[Data to use Boundary: Start]

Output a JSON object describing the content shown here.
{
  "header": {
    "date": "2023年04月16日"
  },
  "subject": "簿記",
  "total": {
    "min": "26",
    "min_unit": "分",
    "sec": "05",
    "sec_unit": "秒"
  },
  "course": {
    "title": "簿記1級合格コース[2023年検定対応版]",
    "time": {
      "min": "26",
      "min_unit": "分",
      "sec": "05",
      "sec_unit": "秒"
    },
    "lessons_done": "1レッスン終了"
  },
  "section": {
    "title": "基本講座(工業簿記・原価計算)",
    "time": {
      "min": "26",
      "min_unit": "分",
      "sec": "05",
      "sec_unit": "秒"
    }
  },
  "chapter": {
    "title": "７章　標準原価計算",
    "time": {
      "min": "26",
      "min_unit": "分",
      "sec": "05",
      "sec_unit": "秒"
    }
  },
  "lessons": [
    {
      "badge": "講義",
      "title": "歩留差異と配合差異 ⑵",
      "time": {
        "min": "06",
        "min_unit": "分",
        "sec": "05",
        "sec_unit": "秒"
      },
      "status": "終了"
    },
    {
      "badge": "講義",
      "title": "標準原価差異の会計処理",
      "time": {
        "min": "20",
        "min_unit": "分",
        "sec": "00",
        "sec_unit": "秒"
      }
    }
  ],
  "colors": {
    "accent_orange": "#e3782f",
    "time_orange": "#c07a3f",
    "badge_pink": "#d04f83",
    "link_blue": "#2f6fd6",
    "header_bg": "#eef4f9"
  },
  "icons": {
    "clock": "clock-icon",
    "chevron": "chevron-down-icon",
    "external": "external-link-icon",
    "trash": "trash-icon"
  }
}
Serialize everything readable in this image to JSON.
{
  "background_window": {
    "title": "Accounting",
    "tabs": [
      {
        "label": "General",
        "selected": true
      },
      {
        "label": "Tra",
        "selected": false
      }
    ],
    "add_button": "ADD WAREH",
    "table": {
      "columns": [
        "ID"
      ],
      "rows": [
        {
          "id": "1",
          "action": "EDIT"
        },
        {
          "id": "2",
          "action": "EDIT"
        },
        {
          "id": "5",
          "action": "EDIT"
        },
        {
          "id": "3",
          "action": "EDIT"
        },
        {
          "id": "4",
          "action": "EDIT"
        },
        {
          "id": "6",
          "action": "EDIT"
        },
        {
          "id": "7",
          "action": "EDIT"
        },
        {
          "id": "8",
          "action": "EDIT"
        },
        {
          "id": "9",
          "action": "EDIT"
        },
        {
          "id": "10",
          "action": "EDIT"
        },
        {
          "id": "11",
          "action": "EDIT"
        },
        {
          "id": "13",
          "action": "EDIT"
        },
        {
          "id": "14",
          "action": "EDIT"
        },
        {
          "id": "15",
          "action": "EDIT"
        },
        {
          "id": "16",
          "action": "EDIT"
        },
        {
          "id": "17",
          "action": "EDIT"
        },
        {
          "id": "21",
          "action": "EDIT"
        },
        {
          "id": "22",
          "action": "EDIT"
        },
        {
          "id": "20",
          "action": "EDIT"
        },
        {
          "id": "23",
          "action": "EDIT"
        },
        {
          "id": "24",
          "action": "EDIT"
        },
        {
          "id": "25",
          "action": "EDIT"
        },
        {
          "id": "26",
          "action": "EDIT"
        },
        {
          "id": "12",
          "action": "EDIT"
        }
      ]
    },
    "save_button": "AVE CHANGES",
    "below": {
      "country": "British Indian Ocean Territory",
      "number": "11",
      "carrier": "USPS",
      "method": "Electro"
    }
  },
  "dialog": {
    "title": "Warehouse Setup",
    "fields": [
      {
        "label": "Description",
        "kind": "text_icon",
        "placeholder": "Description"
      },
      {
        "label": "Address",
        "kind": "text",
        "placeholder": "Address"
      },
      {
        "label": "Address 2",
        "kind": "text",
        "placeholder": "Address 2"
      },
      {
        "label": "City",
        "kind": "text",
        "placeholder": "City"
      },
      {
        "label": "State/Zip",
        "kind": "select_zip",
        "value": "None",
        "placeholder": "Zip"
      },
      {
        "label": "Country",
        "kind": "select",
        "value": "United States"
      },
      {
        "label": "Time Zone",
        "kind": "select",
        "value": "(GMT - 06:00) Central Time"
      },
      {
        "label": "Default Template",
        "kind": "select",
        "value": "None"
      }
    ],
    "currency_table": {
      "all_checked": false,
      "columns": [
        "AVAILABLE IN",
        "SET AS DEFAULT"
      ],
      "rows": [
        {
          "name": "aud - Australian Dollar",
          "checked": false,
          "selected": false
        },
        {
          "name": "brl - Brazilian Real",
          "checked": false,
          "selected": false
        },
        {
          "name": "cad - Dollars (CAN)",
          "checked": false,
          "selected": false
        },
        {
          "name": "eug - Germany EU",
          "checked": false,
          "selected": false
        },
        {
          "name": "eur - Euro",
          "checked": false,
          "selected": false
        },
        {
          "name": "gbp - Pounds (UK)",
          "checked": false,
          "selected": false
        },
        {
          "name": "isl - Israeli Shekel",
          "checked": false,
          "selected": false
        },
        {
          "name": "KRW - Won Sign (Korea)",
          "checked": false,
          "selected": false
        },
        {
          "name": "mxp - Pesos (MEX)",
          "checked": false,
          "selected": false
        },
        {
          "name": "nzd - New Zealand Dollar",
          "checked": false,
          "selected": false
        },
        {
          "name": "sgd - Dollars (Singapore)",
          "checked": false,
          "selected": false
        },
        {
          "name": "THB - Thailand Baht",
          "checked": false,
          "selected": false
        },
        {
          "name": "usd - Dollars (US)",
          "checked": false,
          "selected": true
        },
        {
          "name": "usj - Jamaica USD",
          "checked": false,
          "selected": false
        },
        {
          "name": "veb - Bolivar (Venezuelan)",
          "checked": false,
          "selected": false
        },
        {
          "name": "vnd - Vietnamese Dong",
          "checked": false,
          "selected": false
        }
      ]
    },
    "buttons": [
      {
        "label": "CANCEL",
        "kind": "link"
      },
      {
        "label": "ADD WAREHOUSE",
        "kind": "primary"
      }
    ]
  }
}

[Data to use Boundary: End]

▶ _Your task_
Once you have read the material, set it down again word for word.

▶ _Result for this exercise_
Output a JSON object describing the content shown here.
{
  "header": {
    "date": "2023年04月16日"
  },
  "subject": "簿記",
  "total": {
    "min": "26",
    "min_unit": "分",
    "sec": "05",
    "sec_unit": "秒"
  },
  "course": {
    "title": "簿記1級合格コース[2023年検定対応版]",
    "time": {
      "min": "26",
      "min_unit": "分",
      "sec": "05",
      "sec_unit": "秒"
    },
    "lessons_done": "1レッスン終了"
  },
  "section": {
    "title": "基本講座(工業簿記・原価計算)",
    "time": {
      "min": "26",
      "min_unit": "分",
      "sec": "05",
      "sec_unit": "秒"
    }
  },
  "chapter": {
    "title": "７章　標準原価計算",
    "time": {
      "min": "26",
      "min_unit": "分",
      "sec": "05",
      "sec_unit": "秒"
    }
  },
  "lessons": [
    {
      "badge": "講義",
      "title": "歩留差異と配合差異 ⑵",
      "time": {
        "min": "06",
        "min_unit": "分",
        "sec": "05",
        "sec_unit": "秒"
      },
      "status": "終了"
    },
    {
      "badge": "講義",
      "title": "標準原価差異の会計処理",
      "time": {
        "min": "20",
        "min_unit": "分",
        "sec": "00",
        "sec_unit": "秒"
      }
    }
  ],
  "colors": {
    "accent_orange": "#e3782f",
    "time_orange": "#c07a3f",
    "badge_pink": "#d04f83",
    "link_blue": "#2f6fd6",
    "header_bg": "#eef4f9"
  },
  "icons": {
    "clock": "clock-icon",
    "chevron": "chevron-down-icon",
    "external": "external-link-icon",
    "trash": "trash-icon"
  }
}
Serialize everything readable in this image to JSON.
{
  "background_window": {
    "title": "Accounting",
    "tabs": [
      {
        "label": "General",
        "selected": true
      },
      {
        "label": "Tra",
        "selected": false
      }
    ],
    "add_button": "ADD WAREH",
    "table": {
      "columns": [
        "ID"
      ],
      "rows": [
        {
          "id": "1",
          "action": "EDIT"
        },
        {
          "id": "2",
          "action": "EDIT"
        },
        {
          "id": "5",
          "action": "EDIT"
        },
        {
          "id": "3",
          "action": "EDIT"
        },
        {
          "id": "4",
          "action": "EDIT"
        },
        {
          "id": "6",
          "action": "EDIT"
        },
        {
          "id": "7",
          "action": "EDIT"
        },
        {
          "id": "8",
          "action": "EDIT"
        },
        {
          "id": "9",
          "action": "EDIT"
        },
        {
          "id": "10",
          "action": "EDIT"
        },
        {
          "id": "11",
          "action": "EDIT"
        },
        {
          "id": "13",
          "action": "EDIT"
        },
        {
          "id": "14",
          "action": "EDIT"
        },
        {
          "id": "15",
          "action": "EDIT"
        },
        {
          "id": "16",
          "action": "EDIT"
        },
        {
          "id": "17",
          "action": "EDIT"
        },
        {
          "id": "21",
          "action": "EDIT"
        },
        {
          "id": "22",
          "action": "EDIT"
        },
        {
          "id": "20",
          "action": "EDIT"
        },
        {
          "id": "23",
          "action": "EDIT"
        },
        {
          "id": "24",
          "action": "EDIT"
        },
        {
          "id": "25",
          "action": "EDIT"
        },
        {
          "id": "26",
          "action": "EDIT"
        },
        {
          "id": "12",
          "action": "EDIT"
        }
      ]
    },
    "save_button": "AVE CHANGES",
    "below": {
      "country": "British Indian Ocean Territory",
      "number": "11",
      "carrier": "USPS",
      "method": "Electro"
    }
  },
  "dialog": {
    "title": "Warehouse Setup",
    "fields": [
      {
        "label": "Description",
        "kind": "text_icon",
        "placeholder": "Description"
      },
      {
        "label": "Address",
        "kind": "text",
        "placeholder": "Address"
      },
      {
        "label": "Address 2",
        "kind": "text",
        "placeholder": "Address 2"
      },
      {
        "label": "City",
        "kind": "text",
        "placeholder": "City"
      },
      {
        "label": "State/Zip",
        "kind": "select_zip",
        "value": "None",
        "placeholder": "Zip"
      },
      {
        "label": "Country",
        "kind": "select",
        "value": "United States"
      },
      {
        "label": "Time Zone",
        "kind": "select",
        "value": "(GMT - 06:00) Central Time"
      },
      {
        "label": "Default Template",
        "kind": "select",
        "value": "None"
      }
    ],
    "currency_table": {
      "all_checked": false,
      "columns": [
        "AVAILABLE IN",
        "SET AS DEFAULT"
      ],
      "rows": [
        {
          "name": "aud - Australian Dollar",
          "checked": false,
          "selected": false
        },
        {
          "name": "brl - Brazilian Real",
          "checked": false,
          "selected": false
        },
        {
          "name": "cad - Dollars (CAN)",
          "checked": false,
          "selected": false
        },
        {
          "name": "eug - Germany EU",
          "checked": false,
          "selected": false
        },
        {
          "name": "eur - Euro",
          "checked": false,
          "selected": false
        },
        {
          "name": "gbp - Pounds (UK)",
          "checked": false,
          "selected": false
        },
        {
          "name": "isl - Israeli Shekel",
          "checked": false,
          "selected": false
        },
        {
          "name": "KRW - Won Sign (Korea)",
          "checked": false,
          "selected": false
        },
        {
          "name": "mxp - Pesos (MEX)",
          "checked": false,
          "selected": false
        },
        {
          "name": "nzd - New Zealand Dollar",
          "checked": false,
          "selected": false
        },
        {
          "name": "sgd - Dollars (Singapore)",
          "checked": false,
          "selected": false
        },
        {
          "name": "THB - Thailand Baht",
          "checked": false,
          "selected": false
        },
        {
          "name": "usd - Dollars (US)",
          "checked": false,
          "selected": true
        },
        {
          "name": "usj - Jamaica USD",
          "checked": false,
          "selected": false
        },
        {
          "name": "veb - Bolivar (Venezuelan)",
          "checked": false,
          "selected": false
        },
        {
          "name": "vnd - Vietnamese Dong",
          "checked": false,
          "selected": false
        }
      ]
    },
    "buttons": [
      {
        "label": "CANCEL",
        "kind": "link"
      },
      {
        "label": "ADD WAREHOUSE",
        "kind": "primary"
      }
    ]
  }
}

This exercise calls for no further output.